DALLAS (CBSDFW.COM) – Mother’s Day can be tough for Andrea Betts.
“It’s hard because I want to be a mother, but I can’t be yet,” she said.
Last February, she and her husband, Ryan Smith, were approaching their one year anniversary, the date they planned to start trying.
“My brain and my heart and everything was really set on doing that right now,” she said.
But, when doctors diagnosed Betts with breast cancer, her well laid plans came crashing down.
“All this information and news is raining down on you, and the one question I had for him was, ‘what about kids?,’ said Betts.
Dr. Walid Saleh, of the Sher Fertility Institute said, her response was a common one among young women diagnosed with cancer.
“For some women, the infertility is more stressful than the cancer diagnosis,” he said.
The Institute’s fertility rescue program, though, helps cancer patients freeze eggs or embryos for the future, free of charge. The normal cost for the service is about $10,000, according to Dr. Saleh.
Betts and her husband had only one shot, though, to produce a fertilized egg before she had to start chemo. Their attempt paid off.
“We got an amazing number of little embryos,” she said. “We feel close to them. They’re like our little guys.”
Betts still has to wait another six years to make sure she’s free of cancer and the drugs, before doctors can implant an embryo.
“There’s still not certainty, but there’s a really good chance. It feels like the reward at the end of a very long tunnel,” said Smith.

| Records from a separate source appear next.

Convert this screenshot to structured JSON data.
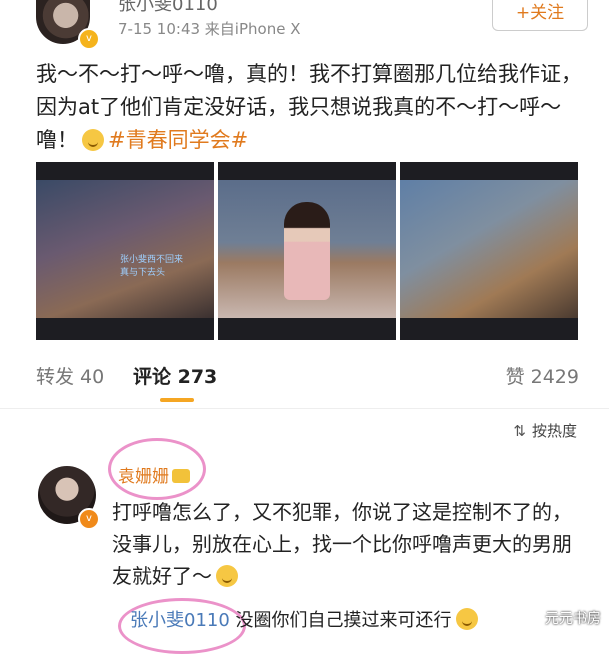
{
  "post": {
    "username": "张小斐0110",
    "meta": "7-15 10:43  来自iPhone X",
    "follow_label": "+关注",
    "text": "我～不～打～呼～噜，真的！我不打算圈那几位给我作证，因为at了他们肯定没好话，我只想说我真的不～打～呼～噜！",
    "hashtag": "#青春同学会#"
  },
  "thumbnails": [
    {
      "caption": "张小斐西不回来 真与下去头"
    },
    {
      "caption": ""
    },
    {
      "caption": ""
    }
  ],
  "stats": {
    "repost": "转发 40",
    "comments": "评论 273",
    "likes": "赞 2429",
    "sort_label": "按热度",
    "sort_icon": "sort-icon"
  },
  "comment": {
    "username": "袁姗姗",
    "text": "打呼噜怎么了，又不犯罪，你说了这是控制不了的，没事儿，别放在心上，找一个比你呼噜声更大的男朋友就好了～",
    "reply_user": "张小斐0110",
    "reply_text": "没圈你们自己摸过来可还行"
  },
  "watermark": "元元书房",
  "colors": {
    "accent": "#e07a1e",
    "link": "#4a7ab8",
    "circle": "#e87fc0"
  }
}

That hope, they say, is enough – for now. For more information on the fertility rescue program, visit haveababy.com.